| Records for the task |
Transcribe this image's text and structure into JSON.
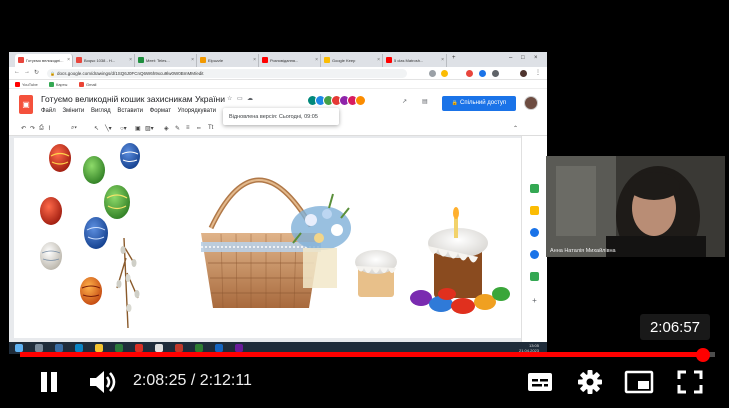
{
  "browser": {
    "tabs": [
      {
        "label": "Готуємо великодні...",
        "color": "#e8453c",
        "active": true
      },
      {
        "label": "Boqso 1038 - Н...",
        "color": "#e8453c"
      },
      {
        "label": "Meet: Teles...",
        "color": "#1e8e3e"
      },
      {
        "label": "Elpuzzle",
        "color": "#f29900"
      },
      {
        "label": "Розповідання...",
        "color": "#ff0000"
      },
      {
        "label": "Google Keep",
        "color": "#fbbc04"
      },
      {
        "label": "5 clas Matrosh...",
        "color": "#ff0000"
      }
    ],
    "url": "docs.google.com/drawings/d/1SQ6J0FCnQ6W6h9xcu9lw0W0BmMM/edit",
    "bookmarks": [
      {
        "label": "YouTube",
        "color": "#ff0000"
      },
      {
        "label": "Карты",
        "color": "#34a853"
      },
      {
        "label": "Gmail",
        "color": "#ea4335"
      }
    ]
  },
  "doc": {
    "title": "Готуємо великодній кошик захисникам України",
    "menu": [
      "Файл",
      "Змінити",
      "Вигляд",
      "Вставити",
      "Формат",
      "Упорядкувати"
    ],
    "share_label": "Спільний доступ",
    "restore_tooltip": "Відновлена версія: Сьогодні, 09:05"
  },
  "taskbar": {
    "time": "13:05",
    "date": "21.04.2023"
  },
  "webcam": {
    "name": "Анна Наталія Михайлівна"
  },
  "player": {
    "seek_tooltip": "2:06:57",
    "current_time": "2:08:25",
    "duration": "2:12:11",
    "progress": 0.9834,
    "accent": "#ff0000"
  }
}
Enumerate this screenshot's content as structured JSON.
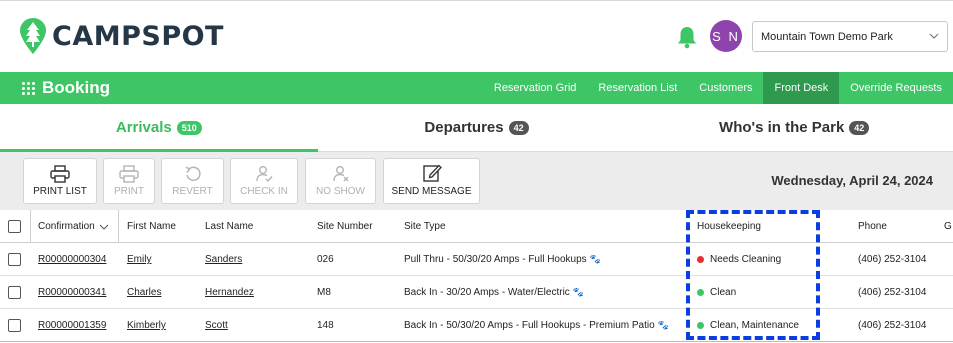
{
  "header": {
    "logo_text": "CAMPSPOT",
    "bell_icon": "bell-icon",
    "avatar_initials": "S N",
    "park_select": "Mountain Town Demo Park",
    "colors": {
      "brand_green": "#3dc566",
      "avatar": "#8e44ad",
      "logo_text": "#253746"
    }
  },
  "nav": {
    "brand": "Booking",
    "links": [
      "Reservation Grid",
      "Reservation List",
      "Customers",
      "Front Desk",
      "Override Requests"
    ],
    "active": "Front Desk"
  },
  "tabs": [
    {
      "label": "Arrivals",
      "count": "510",
      "active": true
    },
    {
      "label": "Departures",
      "count": "42",
      "active": false
    },
    {
      "label": "Who's in the Park",
      "count": "42",
      "active": false
    }
  ],
  "toolbar": {
    "buttons": [
      {
        "label": "PRINT LIST",
        "icon": "printer-icon",
        "enabled": true
      },
      {
        "label": "PRINT",
        "icon": "printer-icon",
        "enabled": false
      },
      {
        "label": "REVERT",
        "icon": "undo-icon",
        "enabled": false
      },
      {
        "label": "CHECK IN",
        "icon": "person-check-icon",
        "enabled": false
      },
      {
        "label": "NO SHOW",
        "icon": "person-x-icon",
        "enabled": false
      },
      {
        "label": "SEND MESSAGE",
        "icon": "edit-icon",
        "enabled": true
      }
    ],
    "date": "Wednesday, April 24, 2024"
  },
  "table": {
    "columns": [
      "Confirmation",
      "First Name",
      "Last Name",
      "Site Number",
      "Site Type",
      "Housekeeping",
      "Phone",
      "G"
    ],
    "rows": [
      {
        "confirmation": "R00000000304",
        "first": "Emily",
        "last": "Sanders",
        "site": "026",
        "type": "Pull Thru - 50/30/20 Amps - Full Hookups",
        "housekeeping": "Needs Cleaning",
        "status_color": "red",
        "phone": "(406) 252-3104"
      },
      {
        "confirmation": "R00000000341",
        "first": "Charles",
        "last": "Hernandez",
        "site": "M8",
        "type": "Back In - 30/20 Amps - Water/Electric",
        "housekeeping": "Clean",
        "status_color": "green",
        "phone": "(406) 252-3104"
      },
      {
        "confirmation": "R00000001359",
        "first": "Kimberly",
        "last": "Scott",
        "site": "148",
        "type": "Back In - 50/30/20 Amps - Full Hookups - Premium Patio",
        "housekeeping": "Clean, Maintenance",
        "status_color": "green",
        "phone": "(406) 252-3104"
      }
    ]
  }
}
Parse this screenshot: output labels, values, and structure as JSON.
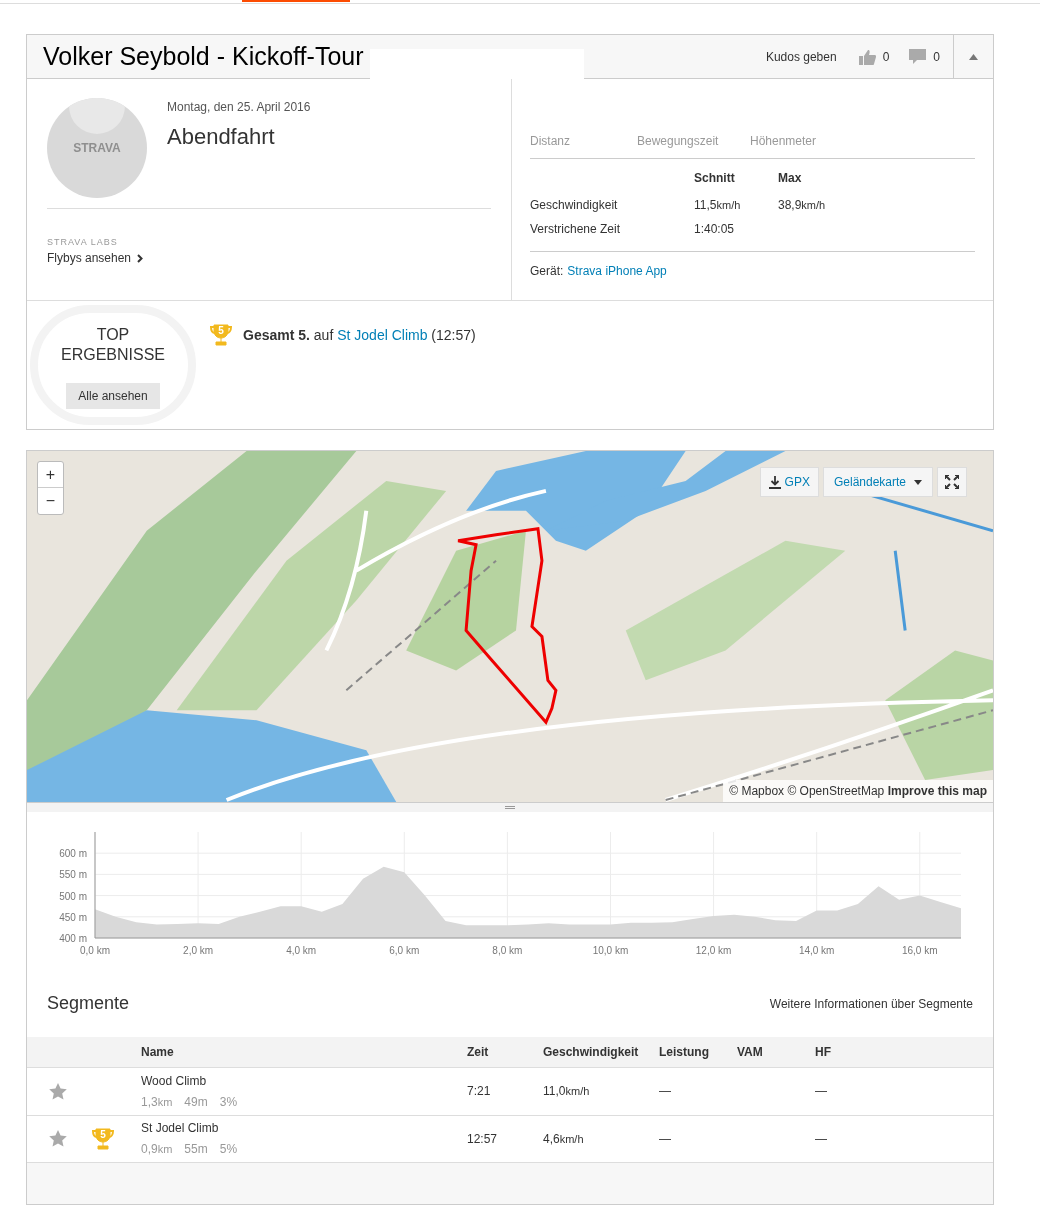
{
  "activity": {
    "title": "Volker Seybold - Kickoff-Tour",
    "kudos_label": "Kudos geben",
    "kudos_count": "0",
    "comment_count": "0",
    "date": "Montag, den 25. April 2016",
    "name": "Abendfahrt",
    "avatar_text": "STRAVA"
  },
  "labs": {
    "label": "STRAVA LABS",
    "link": "Flybys ansehen"
  },
  "stats": {
    "headline_labels": [
      "Distanz",
      "Bewegungszeit",
      "Höhenmeter"
    ],
    "columns": [
      "Schnitt",
      "Max"
    ],
    "rows": [
      {
        "label": "Geschwindigkeit",
        "avg": "11,5",
        "avg_unit": "km/h",
        "max": "38,9",
        "max_unit": "km/h"
      },
      {
        "label": "Verstrichene Zeit",
        "avg": "1:40:05"
      }
    ],
    "device_label": "Gerät:",
    "device": "Strava iPhone App"
  },
  "top_results": {
    "title_lines": [
      "TOP",
      "ERGEBNISSE"
    ],
    "button": "Alle ansehen",
    "achievements": [
      {
        "rank": "5",
        "text": "**Gesamt 5.** auf",
        "link": "St Jodel Climb",
        "time": "(12:57)"
      }
    ]
  },
  "map": {
    "zoom_in": "+",
    "zoom_out": "−",
    "gpx": "GPX",
    "map_type": "Geländekarte",
    "attribution": "© Mapbox © OpenStreetMap",
    "attribution_link": "Improve this map"
  },
  "elevation": {
    "chart_data": {
      "type": "area",
      "x": [
        0,
        0.4,
        0.8,
        1.2,
        1.6,
        2.0,
        2.4,
        2.8,
        3.2,
        3.6,
        4.0,
        4.4,
        4.8,
        5.2,
        5.6,
        6.0,
        6.4,
        6.8,
        7.2,
        7.6,
        8.0,
        8.4,
        8.8,
        9.2,
        9.6,
        10.0,
        10.4,
        10.8,
        11.2,
        11.6,
        12.0,
        12.4,
        12.8,
        13.2,
        13.6,
        14.0,
        14.4,
        14.8,
        15.2,
        15.6,
        16.0,
        16.4,
        16.8
      ],
      "grid": true,
      "series": [
        {
          "color": "#d9d9d9",
          "values": [
            468,
            450,
            437,
            432,
            433,
            435,
            433,
            450,
            462,
            475,
            475,
            462,
            480,
            540,
            568,
            555,
            500,
            440,
            430,
            430,
            430,
            432,
            435,
            432,
            432,
            432,
            436,
            436,
            437,
            445,
            452,
            455,
            450,
            442,
            440,
            465,
            465,
            480,
            522,
            490,
            500,
            485,
            470
          ]
        }
      ],
      "xlim": [
        0,
        16.8
      ],
      "ylim": [
        400,
        650
      ],
      "xticks": [
        {
          "value": 0,
          "label": "0,0 km"
        },
        {
          "value": 2,
          "label": "2,0 km"
        },
        {
          "value": 4,
          "label": "4,0 km"
        },
        {
          "value": 6,
          "label": "6,0 km"
        },
        {
          "value": 8,
          "label": "8,0 km"
        },
        {
          "value": 10,
          "label": "10,0 km"
        },
        {
          "value": 12,
          "label": "12,0 km"
        },
        {
          "value": 14,
          "label": "14,0 km"
        },
        {
          "value": 16,
          "label": "16,0 km"
        }
      ],
      "yticks": [
        {
          "value": 400,
          "label": "400 m"
        },
        {
          "value": 450,
          "label": "450 m"
        },
        {
          "value": 500,
          "label": "500 m"
        },
        {
          "value": 550,
          "label": "550 m"
        },
        {
          "value": 600,
          "label": "600 m"
        }
      ]
    }
  },
  "segments": {
    "title": "Segmente",
    "info_link": "Weitere Informationen über Segmente",
    "columns": [
      "Name",
      "Zeit",
      "Geschwindigkeit",
      "Leistung",
      "VAM",
      "HF"
    ],
    "rows": [
      {
        "starred": false,
        "name": "Wood Climb",
        "distance": "1,3",
        "distance_unit": "km",
        "elevation": "49m",
        "grade": "3%",
        "time": "7:21",
        "speed": "11,0",
        "speed_unit": "km/h",
        "power": "—",
        "hr": "—"
      },
      {
        "starred": false,
        "rank": "5",
        "name": "St Jodel Climb",
        "distance": "0,9",
        "distance_unit": "km",
        "elevation": "55m",
        "grade": "5%",
        "time": "12:57",
        "speed": "4,6",
        "speed_unit": "km/h",
        "power": "—",
        "hr": "—"
      }
    ]
  }
}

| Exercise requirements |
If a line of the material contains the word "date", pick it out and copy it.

| Response to this exercise |
    "date": "21.04.2023"
    "date": "Wednesday, April 24, 2024"
    "date": "Montag, den 25. April 2016",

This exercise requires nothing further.